[Element data from apps and pages]
+ + +

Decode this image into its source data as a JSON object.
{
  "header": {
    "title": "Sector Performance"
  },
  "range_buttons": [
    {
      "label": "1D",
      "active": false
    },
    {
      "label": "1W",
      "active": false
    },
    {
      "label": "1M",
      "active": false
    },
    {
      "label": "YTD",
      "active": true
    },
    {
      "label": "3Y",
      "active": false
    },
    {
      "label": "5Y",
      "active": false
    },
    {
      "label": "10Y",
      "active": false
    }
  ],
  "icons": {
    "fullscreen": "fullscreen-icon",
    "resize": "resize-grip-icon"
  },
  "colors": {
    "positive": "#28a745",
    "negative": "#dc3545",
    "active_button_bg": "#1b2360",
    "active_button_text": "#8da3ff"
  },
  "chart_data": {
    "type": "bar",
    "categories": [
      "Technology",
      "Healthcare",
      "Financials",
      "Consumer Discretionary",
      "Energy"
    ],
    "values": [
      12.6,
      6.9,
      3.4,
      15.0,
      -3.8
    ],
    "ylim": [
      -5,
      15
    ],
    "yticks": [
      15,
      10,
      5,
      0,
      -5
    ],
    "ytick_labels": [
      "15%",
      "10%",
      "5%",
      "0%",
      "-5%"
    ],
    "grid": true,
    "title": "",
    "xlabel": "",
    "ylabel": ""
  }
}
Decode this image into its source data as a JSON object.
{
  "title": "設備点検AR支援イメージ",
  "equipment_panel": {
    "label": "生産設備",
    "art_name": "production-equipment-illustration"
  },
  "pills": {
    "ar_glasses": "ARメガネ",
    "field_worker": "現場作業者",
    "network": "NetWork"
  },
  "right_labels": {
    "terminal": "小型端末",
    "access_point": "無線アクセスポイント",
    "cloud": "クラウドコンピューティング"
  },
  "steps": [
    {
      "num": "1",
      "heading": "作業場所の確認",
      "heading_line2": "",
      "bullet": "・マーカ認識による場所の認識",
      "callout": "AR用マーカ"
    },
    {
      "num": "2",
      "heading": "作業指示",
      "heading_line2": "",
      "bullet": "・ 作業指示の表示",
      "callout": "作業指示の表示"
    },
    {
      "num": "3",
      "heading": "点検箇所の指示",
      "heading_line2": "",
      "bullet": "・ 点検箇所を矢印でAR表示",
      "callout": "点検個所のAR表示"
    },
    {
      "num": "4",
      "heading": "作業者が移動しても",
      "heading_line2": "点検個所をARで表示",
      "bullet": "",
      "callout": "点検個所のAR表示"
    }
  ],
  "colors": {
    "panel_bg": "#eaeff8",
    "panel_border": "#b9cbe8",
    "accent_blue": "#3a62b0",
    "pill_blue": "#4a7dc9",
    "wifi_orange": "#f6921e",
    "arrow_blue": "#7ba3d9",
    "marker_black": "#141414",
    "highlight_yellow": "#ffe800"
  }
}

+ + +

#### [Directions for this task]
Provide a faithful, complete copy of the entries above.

#### [Result below]
Decode this image into its source data as a JSON object.
{
  "header": {
    "title": "Sector Performance"
  },
  "range_buttons": [
    {
      "label": "1D",
      "active": false
    },
    {
      "label": "1W",
      "active": false
    },
    {
      "label": "1M",
      "active": false
    },
    {
      "label": "YTD",
      "active": true
    },
    {
      "label": "3Y",
      "active": false
    },
    {
      "label": "5Y",
      "active": false
    },
    {
      "label": "10Y",
      "active": false
    }
  ],
  "icons": {
    "fullscreen": "fullscreen-icon",
    "resize": "resize-grip-icon"
  },
  "colors": {
    "positive": "#28a745",
    "negative": "#dc3545",
    "active_button_bg": "#1b2360",
    "active_button_text": "#8da3ff"
  },
  "chart_data": {
    "type": "bar",
    "categories": [
      "Technology",
      "Healthcare",
      "Financials",
      "Consumer Discretionary",
      "Energy"
    ],
    "values": [
      12.6,
      6.9,
      3.4,
      15.0,
      -3.8
    ],
    "ylim": [
      -5,
      15
    ],
    "yticks": [
      15,
      10,
      5,
      0,
      -5
    ],
    "ytick_labels": [
      "15%",
      "10%",
      "5%",
      "0%",
      "-5%"
    ],
    "grid": true,
    "title": "",
    "xlabel": "",
    "ylabel": ""
  }
}
Decode this image into its source data as a JSON object.
{
  "title": "設備点検AR支援イメージ",
  "equipment_panel": {
    "label": "生産設備",
    "art_name": "production-equipment-illustration"
  },
  "pills": {
    "ar_glasses": "ARメガネ",
    "field_worker": "現場作業者",
    "network": "NetWork"
  },
  "right_labels": {
    "terminal": "小型端末",
    "access_point": "無線アクセスポイント",
    "cloud": "クラウドコンピューティング"
  },
  "steps": [
    {
      "num": "1",
      "heading": "作業場所の確認",
      "heading_line2": "",
      "bullet": "・マーカ認識による場所の認識",
      "callout": "AR用マーカ"
    },
    {
      "num": "2",
      "heading": "作業指示",
      "heading_line2": "",
      "bullet": "・ 作業指示の表示",
      "callout": "作業指示の表示"
    },
    {
      "num": "3",
      "heading": "点検箇所の指示",
      "heading_line2": "",
      "bullet": "・ 点検箇所を矢印でAR表示",
      "callout": "点検個所のAR表示"
    },
    {
      "num": "4",
      "heading": "作業者が移動しても",
      "heading_line2": "点検個所をARで表示",
      "bullet": "",
      "callout": "点検個所のAR表示"
    }
  ],
  "colors": {
    "panel_bg": "#eaeff8",
    "panel_border": "#b9cbe8",
    "accent_blue": "#3a62b0",
    "pill_blue": "#4a7dc9",
    "wifi_orange": "#f6921e",
    "arrow_blue": "#7ba3d9",
    "marker_black": "#141414",
    "highlight_yellow": "#ffe800"
  }
}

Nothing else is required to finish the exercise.